Your assignment = Which lines below contain the word "cloudy"? Copy each of them.

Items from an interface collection
==============================

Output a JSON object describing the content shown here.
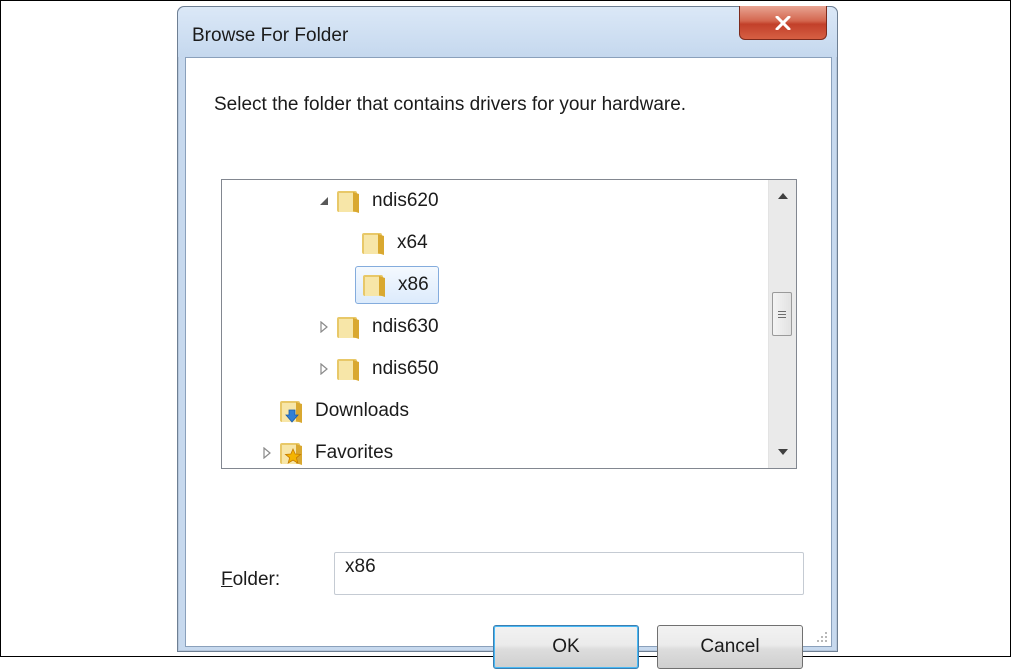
{
  "window": {
    "title": "Browse For Folder",
    "close_icon": "close-x-icon"
  },
  "instruction": "Select the folder that contains drivers for your hardware.",
  "tree": {
    "items": [
      {
        "label": "ndis620",
        "expander": "expanded",
        "icon": "folder-icon",
        "selected": false
      },
      {
        "label": "x64",
        "expander": "none",
        "icon": "folder-icon",
        "selected": false
      },
      {
        "label": "x86",
        "expander": "none",
        "icon": "folder-icon",
        "selected": true
      },
      {
        "label": "ndis630",
        "expander": "collapsed",
        "icon": "folder-icon",
        "selected": false
      },
      {
        "label": "ndis650",
        "expander": "collapsed",
        "icon": "folder-icon",
        "selected": false
      },
      {
        "label": "Downloads",
        "expander": "none",
        "icon": "downloads-folder-icon",
        "selected": false
      },
      {
        "label": "Favorites",
        "expander": "collapsed",
        "icon": "favorites-folder-icon",
        "selected": false
      }
    ]
  },
  "folder_field": {
    "label_accel": "F",
    "label_rest": "older:",
    "value": "x86"
  },
  "buttons": {
    "ok": "OK",
    "cancel": "Cancel"
  },
  "colors": {
    "title_bar": "#c5d8ee",
    "close_button": "#c2402a",
    "selection_border": "#84acdd",
    "default_button_border": "#3c7fb1"
  }
}
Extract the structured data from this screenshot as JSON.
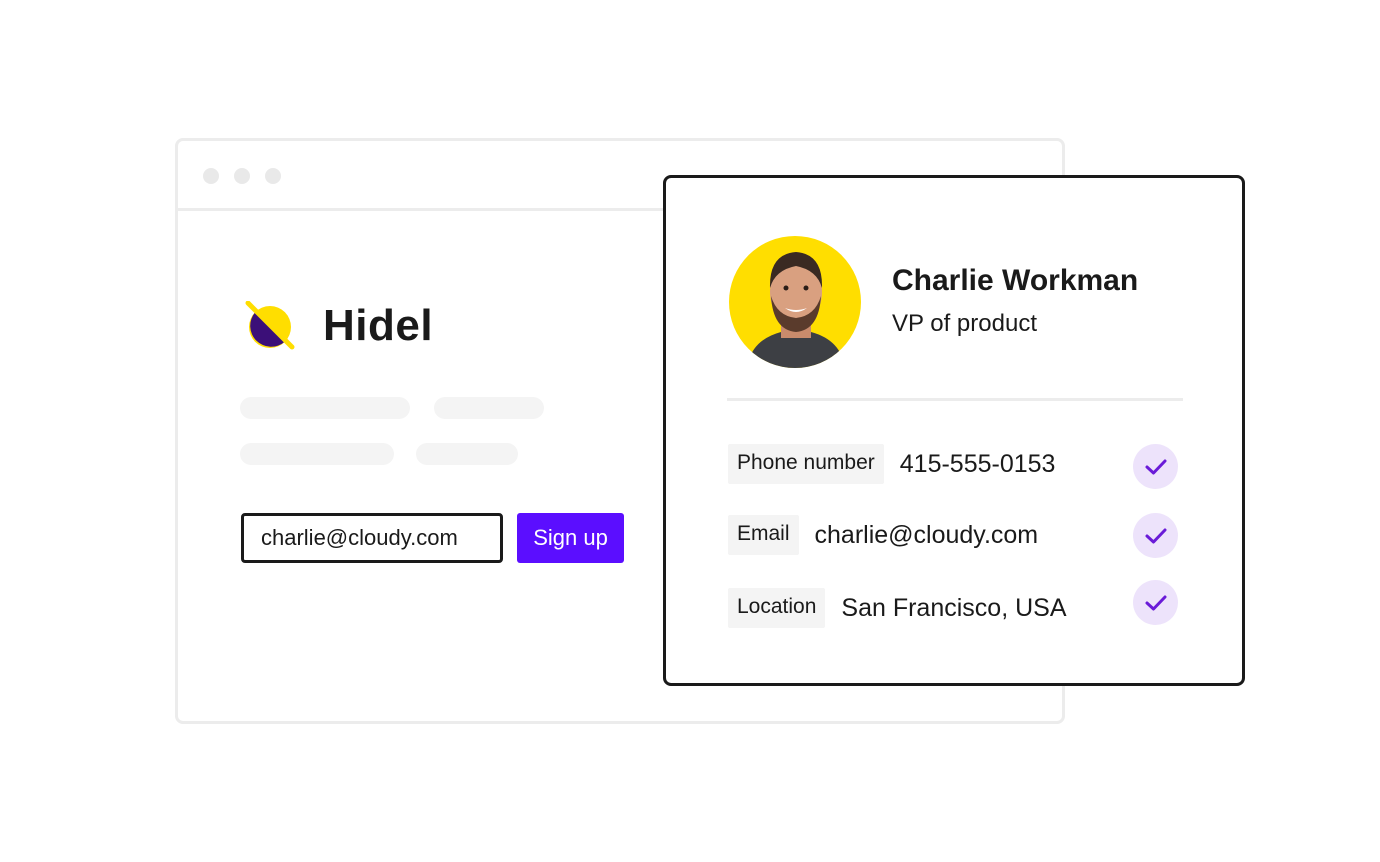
{
  "signup_page": {
    "brand": "Hidel",
    "email_value": "charlie@cloudy.com",
    "signup_label": "Sign up"
  },
  "profile": {
    "name": "Charlie Workman",
    "role": "VP of product",
    "fields": [
      {
        "label": "Phone number",
        "value": "415-555-0153",
        "verified": true
      },
      {
        "label": "Email",
        "value": "charlie@cloudy.com",
        "verified": true
      },
      {
        "label": "Location",
        "value": "San Francisco, USA",
        "verified": true
      }
    ]
  },
  "colors": {
    "accent": "#5b0eff",
    "brand_yellow": "#ffde00",
    "brand_purple": "#3b0f78",
    "check_bg": "#ede3fb"
  },
  "icons": {
    "logo": "hidel-logo-icon",
    "verified": "checkmark-icon"
  }
}
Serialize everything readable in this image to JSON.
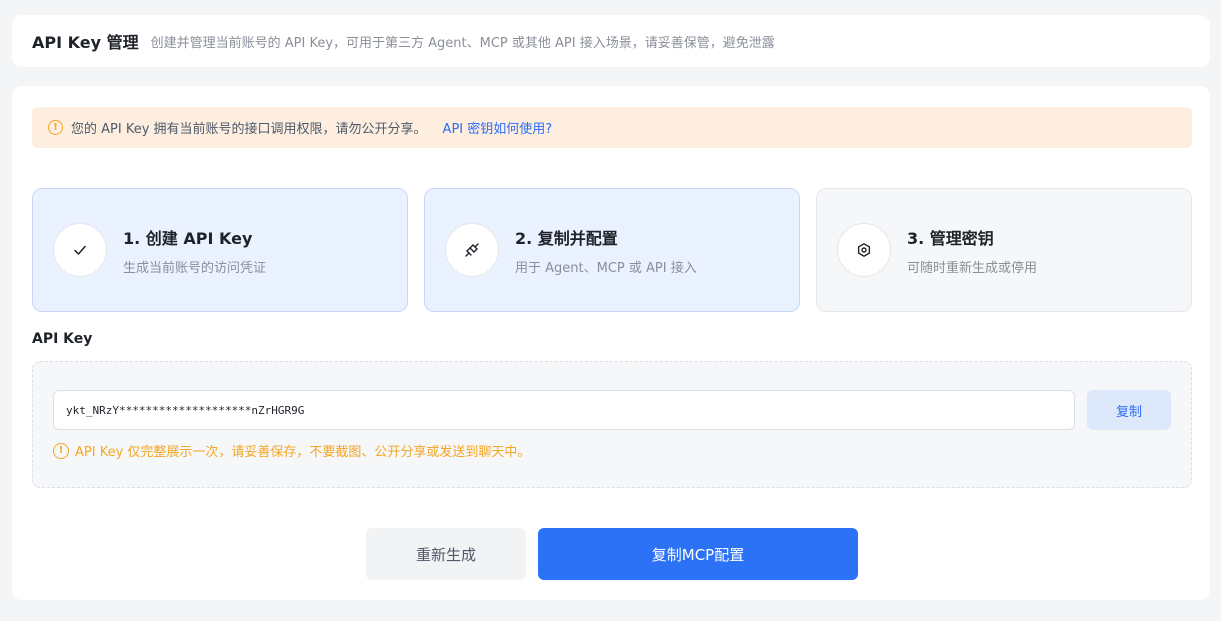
{
  "header": {
    "title": "API Key 管理",
    "subtitle": "创建并管理当前账号的 API Key，可用于第三方 Agent、MCP 或其他 API 接入场景，请妥善保管，避免泄露"
  },
  "notice": {
    "text": "您的 API Key 拥有当前账号的接口调用权限，请勿公开分享。",
    "link": "API 密钥如何使用?"
  },
  "steps": [
    {
      "title": "1. 创建 API Key",
      "desc": "生成当前账号的访问凭证",
      "icon": "check-icon"
    },
    {
      "title": "2. 复制并配置",
      "desc": "用于 Agent、MCP 或 API 接入",
      "icon": "plug-icon"
    },
    {
      "title": "3. 管理密钥",
      "desc": "可随时重新生成或停用",
      "icon": "hexagon-settings-icon"
    }
  ],
  "api_key": {
    "label": "API Key",
    "value": "ykt_NRzY********************nZrHGR9G",
    "copy_label": "复制",
    "warning": "API Key 仅完整展示一次，请妥善保存，不要截图、公开分享或发送到聊天中。"
  },
  "actions": {
    "regenerate_label": "重新生成",
    "copy_mcp_label": "复制MCP配置"
  },
  "colors": {
    "primary": "#2b72f7",
    "warning": "#f5a623",
    "notice_bg": "#fdeee0",
    "active_step_bg": "#ebf2ff"
  }
}
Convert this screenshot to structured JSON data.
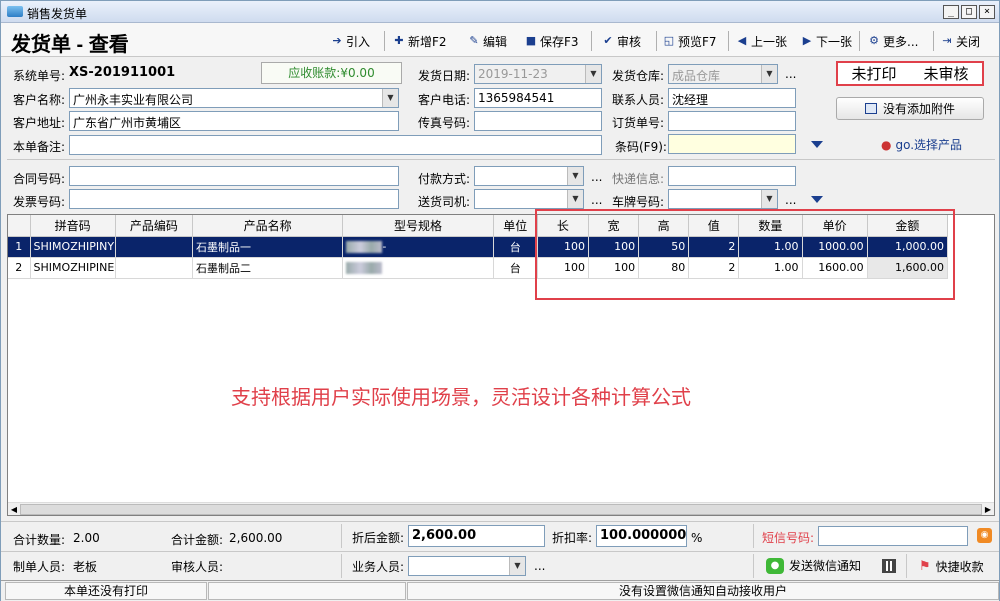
{
  "window": {
    "title": "销售发货单",
    "min": "_",
    "max": "□",
    "close": "×"
  },
  "toolbar": {
    "doc_title": "发货单 - 查看",
    "buttons": [
      "引入",
      "新增F2",
      "编辑",
      "保存F3",
      "审核",
      "预览F7",
      "上一张",
      "下一张",
      "更多...",
      "关闭"
    ]
  },
  "form": {
    "sys_no_label": "系统单号:",
    "sys_no": "XS-201911001",
    "ar_label": "应收账款:",
    "ar_value": "¥0.00",
    "ship_date_label": "发货日期:",
    "ship_date": "2019-11-23",
    "warehouse_label": "发货仓库:",
    "warehouse": "成品仓库",
    "customer_label": "客户名称:",
    "customer": "广州永丰实业有限公司",
    "phone_label": "客户电话:",
    "phone": "1365984541",
    "contact_label": "联系人员:",
    "contact": "沈经理",
    "address_label": "客户地址:",
    "address": "广东省广州市黄埔区",
    "fax_label": "传真号码:",
    "fax": "",
    "order_no_label": "订货单号:",
    "order_no": "",
    "remark_label": "本单备注:",
    "remark": "",
    "barcode_label": "条码(F9):",
    "barcode": "",
    "contract_label": "合同号码:",
    "contract": "",
    "payment_label": "付款方式:",
    "payment": "",
    "express_label": "快递信息:",
    "express": "",
    "invoice_label": "发票号码:",
    "invoice": "",
    "driver_label": "送货司机:",
    "driver": "",
    "plate_label": "车牌号码:",
    "plate": "",
    "print_status": "未打印",
    "audit_status": "未审核",
    "attach_btn": "没有添加附件",
    "go_link": "go.选择产品",
    "dots": "..."
  },
  "grid": {
    "headers": [
      "",
      "拼音码",
      "产品编码",
      "产品名称",
      "型号规格",
      "单位",
      "长",
      "宽",
      "高",
      "值",
      "数量",
      "单价",
      "金额"
    ],
    "rows": [
      {
        "idx": "1",
        "pinyin": "SHIMOZHIPINY",
        "code": "",
        "name": "石墨制品一",
        "spec_suffix": "-",
        "unit": "台",
        "len": "100",
        "wid": "100",
        "hei": "50",
        "val": "2",
        "qty": "1.00",
        "price": "1000.00",
        "amount": "1,000.00"
      },
      {
        "idx": "2",
        "pinyin": "SHIMOZHIPINE",
        "code": "",
        "name": "石墨制品二",
        "spec_suffix": "",
        "unit": "台",
        "len": "100",
        "wid": "100",
        "hei": "80",
        "val": "2",
        "qty": "1.00",
        "price": "1600.00",
        "amount": "1,600.00"
      }
    ]
  },
  "promo_text": "支持根据用户实际使用场景，灵活设计各种计算公式",
  "footer": {
    "total_qty_label": "合计数量:",
    "total_qty": "2.00",
    "total_amt_label": "合计金额:",
    "total_amt": "2,600.00",
    "after_disc_label": "折后金额:",
    "after_disc": "2,600.00",
    "disc_rate_label": "折扣率:",
    "disc_rate": "100.000000",
    "pct": "%",
    "sms_label": "短信号码:",
    "sms": "",
    "maker_label": "制单人员:",
    "maker": "老板",
    "auditor_label": "审核人员:",
    "auditor": "",
    "sales_label": "业务人员:",
    "sales": "",
    "wechat_btn": "发送微信通知",
    "quick_recv_btn": "快捷收款"
  },
  "statusbar": {
    "print": "本单还没有打印",
    "wechat": "没有设置微信通知自动接收用户"
  },
  "colors": {
    "accent_red": "#e0404a",
    "selection": "#0a246a",
    "link_blue": "#1b3f8f"
  }
}
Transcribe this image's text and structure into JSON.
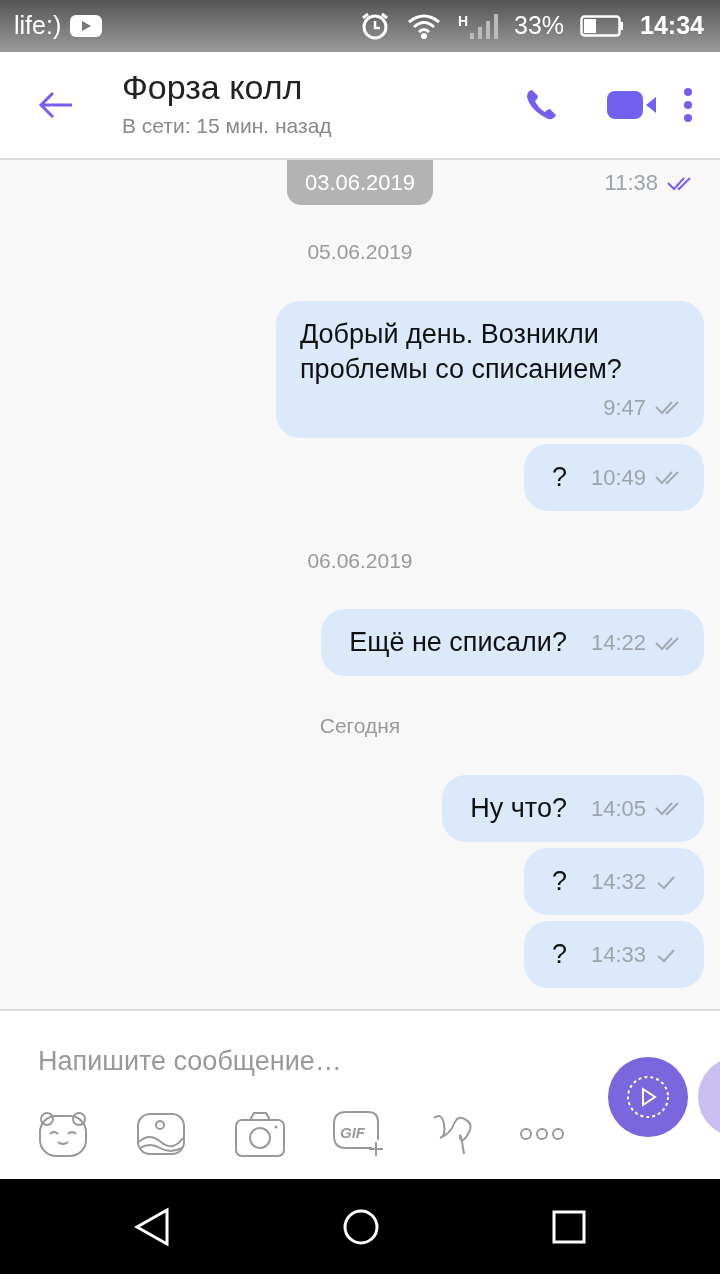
{
  "status_bar": {
    "carrier": "life:)",
    "network": "H",
    "battery": "33%",
    "time": "14:34"
  },
  "header": {
    "title": "Форза колл",
    "subtitle": "В сети: 15 мин. назад"
  },
  "top_strip": {
    "date": "03.06.2019",
    "time": "11:38",
    "delivered": true,
    "read": true
  },
  "chat": [
    {
      "kind": "date",
      "text": "05.06.2019"
    },
    {
      "kind": "message",
      "text": "Добрый день. Возникли проблемы со списанием?",
      "time": "9:47",
      "delivered": true,
      "read": false
    },
    {
      "kind": "message",
      "text": "?",
      "time": "10:49",
      "delivered": true,
      "read": false
    },
    {
      "kind": "date",
      "text": "06.06.2019"
    },
    {
      "kind": "message",
      "text": "Ещё не списали?",
      "time": "14:22",
      "delivered": true,
      "read": false
    },
    {
      "kind": "date",
      "text": "Сегодня"
    },
    {
      "kind": "message",
      "text": "Ну что?",
      "time": "14:05",
      "delivered": true,
      "read": false
    },
    {
      "kind": "message",
      "text": "?",
      "time": "14:32",
      "delivered": false,
      "read": false
    },
    {
      "kind": "message",
      "text": "?",
      "time": "14:33",
      "delivered": false,
      "read": false
    }
  ],
  "composer": {
    "placeholder": "Напишите сообщение…",
    "gif_label": "GIF"
  }
}
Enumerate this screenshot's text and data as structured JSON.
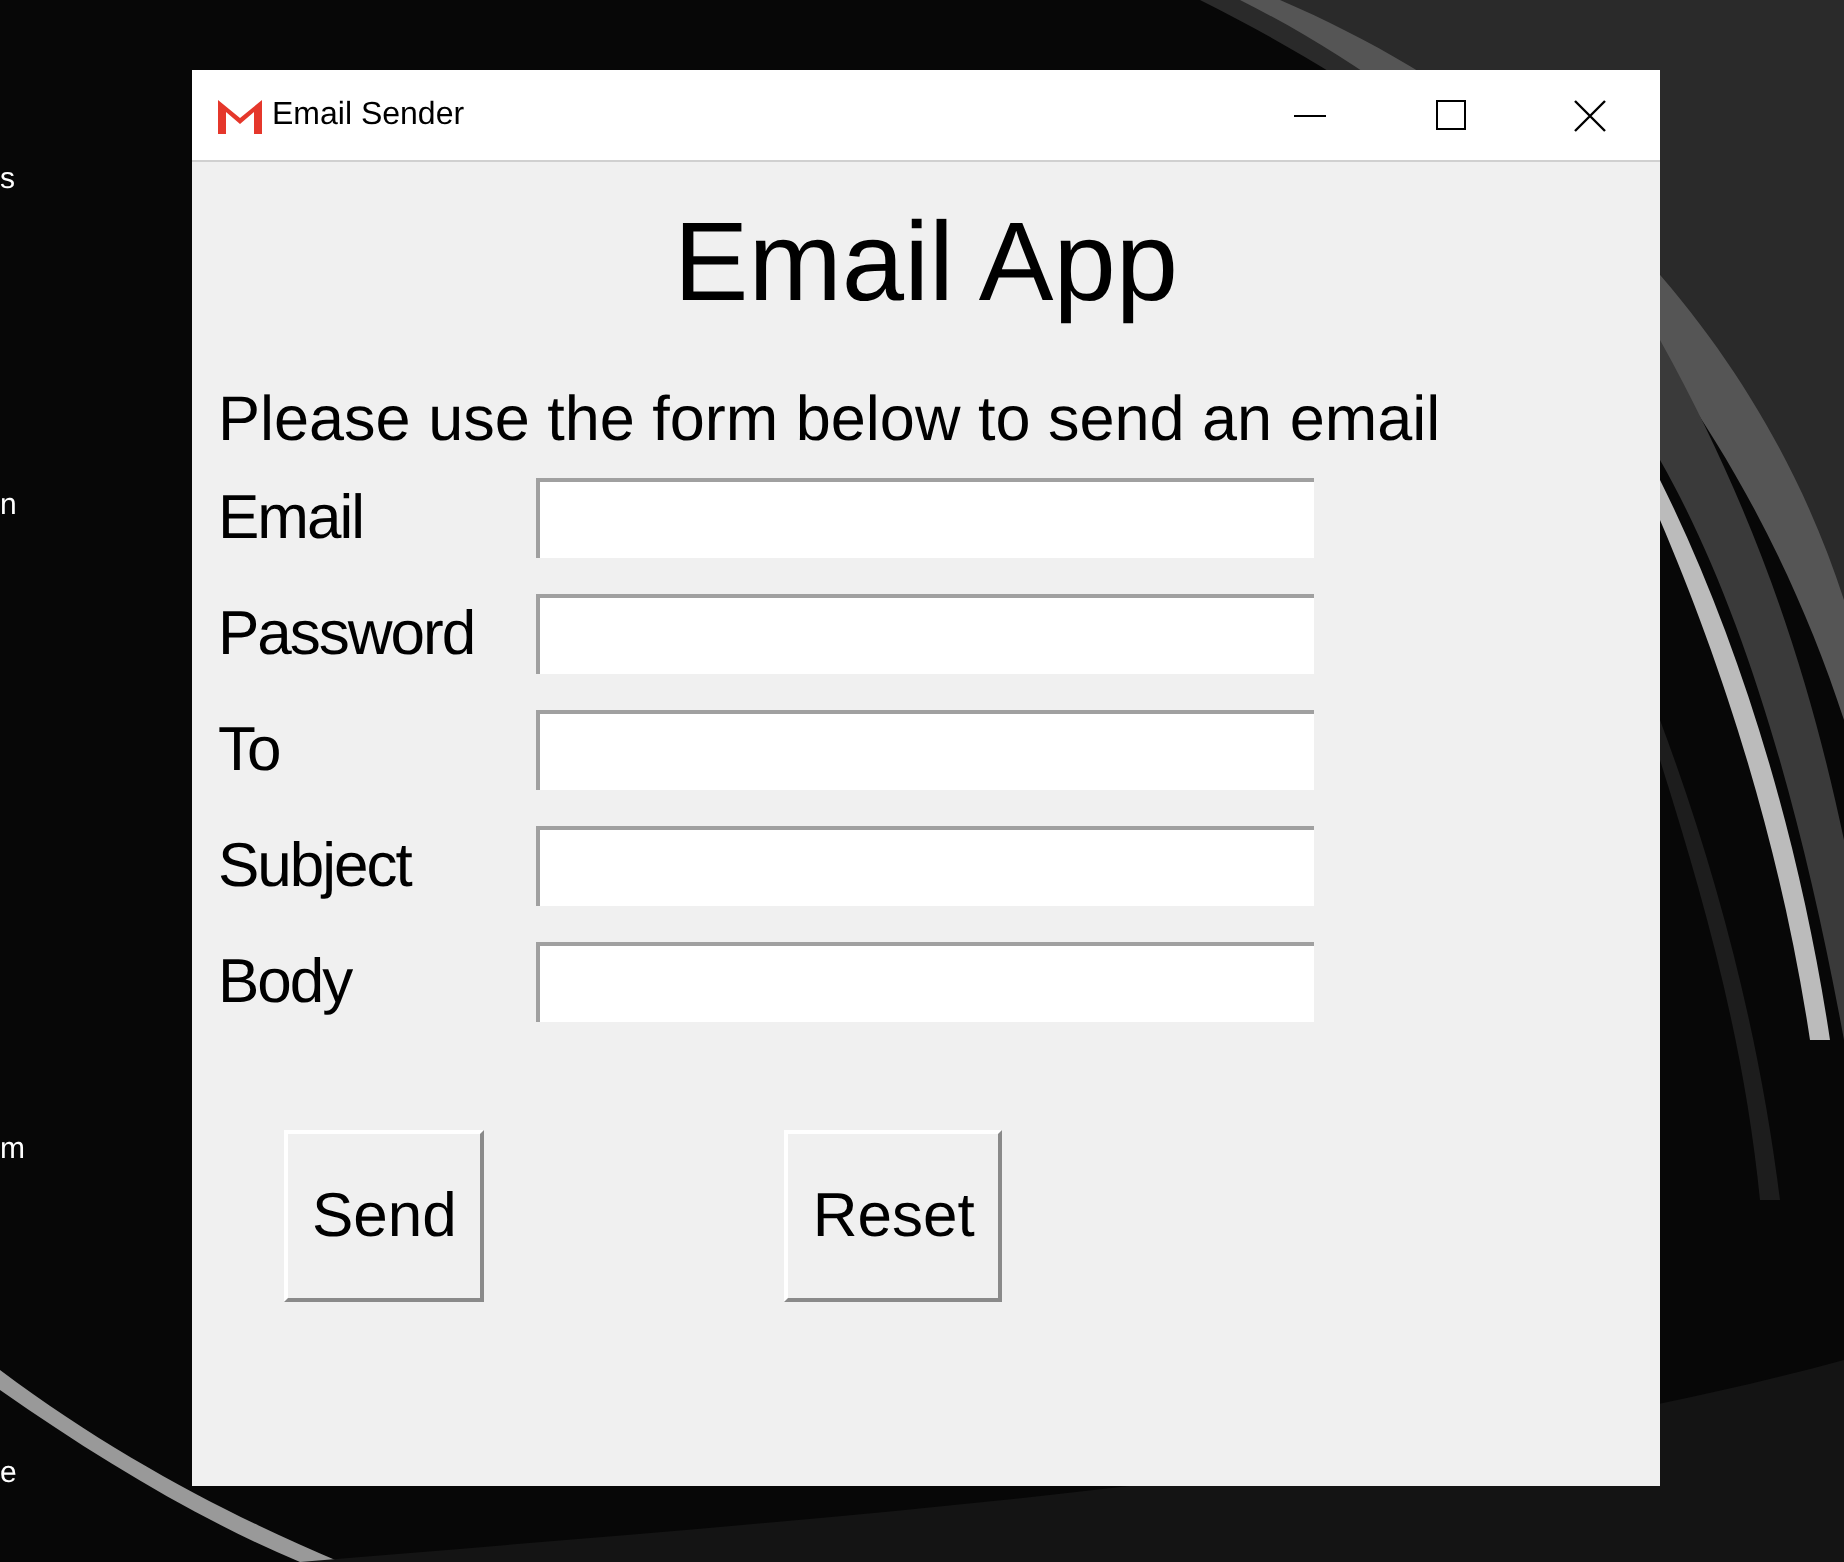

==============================

Written solution =
    "email_value": "charlie@cloudy.com",
        "value": "charlie@cloudy.com",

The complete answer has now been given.